On the Republican side, Mr. Trump won by a compelling margin in the Granite State over Iowa winner Ted Cruz — 36 to 12 percent — because he did well among both moderates and conservatives and most age categories, except the elderly. His diverse appeal among Republicans and independents will be tough for Mr. Cruz — who relies principally on religious conservatives and libertarians now that Rand Paul is out — to counter beyond southern states. Perhaps not even those places; he is polling a bad second to Mr. Trump in South Carolina.

As for the very moderate Gov. John Kasich — endorsed in New Hampshire by both the New York Times and Boston Globe — he devoted enormous resources to that small state. With Gov. Jeb Bush and Senator Rubio still in the mix, Mr. Kasich won't have the money to mount a successful southern strategy but could do decently enough in many of the 16 states holding contests on or before March 1 to be a king maker.


With five reasonably viable Republican candidates — Messrs. Trump, Cruz, Kasich, Bush and Rubio — and a few stubborn stragglers all winning some delegates, it will be tough for Mr. Trump to gather enough delegates before the national convention to lock up the nomination.

The most logical target for one of Mr. Trump's famous deals is Mr. Kasich, who unless he trips, should have a nice bundle of delegates to bargain.

Mr. Kasich, like Mr. Trump, is not an ideology-pure conservative — at least as measured by those who impose a litmus test, such as the National Review.

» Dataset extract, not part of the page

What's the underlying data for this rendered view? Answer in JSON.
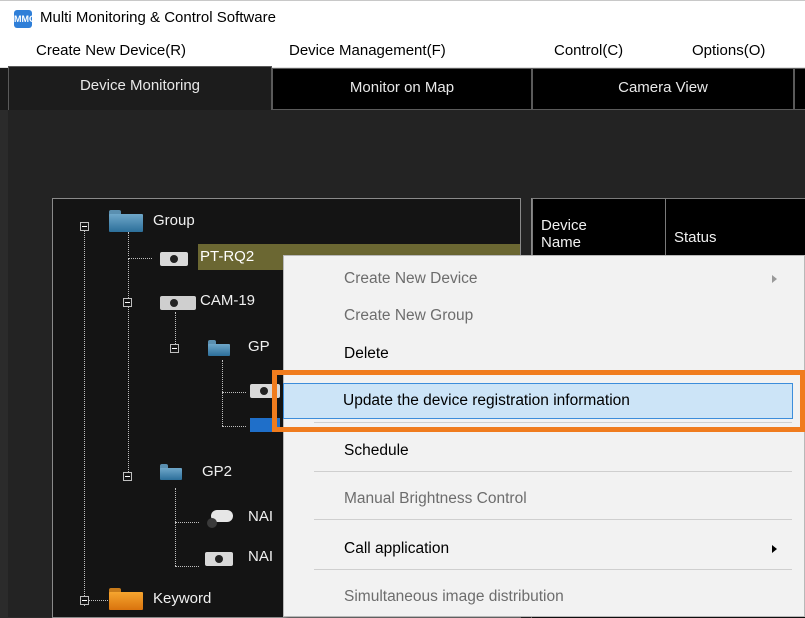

Rather both are malleable personalities interested in workable solutions. For example, instead of denying poor folks health care for partisan reasons, the governor implemented the Medicaid provisions of the Affordable Care Act expansion in Ohio.

By offering Mr. Kasich the second spot on the ticket, Mr. Trump would show voters he is serious about finding help from seasoned politicians to deliver on trade, immigration, health care and national security. On that score, if you can name a more solid candidate, then you can have my academic tenure.

Meanwhile, Bernie Sanders whipped Hillary Clinton across all demographic categories, including women, except voters over 65 in New Hampshire, But she still has a commanding hold on minority voters who are much more important in Democratic primaries elsewhere going forward.

To ultimately prevail, she will have to continue to emphasize positions that younger women embrace — such as the proposed Paycheck Fairness Act — and issues important to African-Americans and Hispanics: police behavior and social issues beyond simple economic justice.

That should be enough to ward off Mr. Sanders and win the Democratic nomination, but it will push her into an awkward position for the general election.

Criticizing police tactics to adequately appease Black Lives Matter advocates will alienate many white moderates. The notion that Ms. Clinton merits women's votes simply because she is a woman was roundly discredited in New Hampshire.


Young white women, along with young white men, often can't find jobs that make good use of their education or pay very well. And Democratic prescriptions like more taxes, further building out Obamacare, free trade and open immigration will not have the appeal of radical change offered by Mr. Trump.

If Mr. Trump moderates his rhetoric and with the help of Mr. Kasich polishes his pragmatism on taxes, health care, immigration and national security, he offers both sexes what they want most — a change in direction from the slow growth policies of Presidents Obama and Bush and the promise of a more effective national security policy.

Enter President Trump.

Peter Morici is an economist and business professor at the University of Maryland, and a national columnist. He tweets @pmorici1.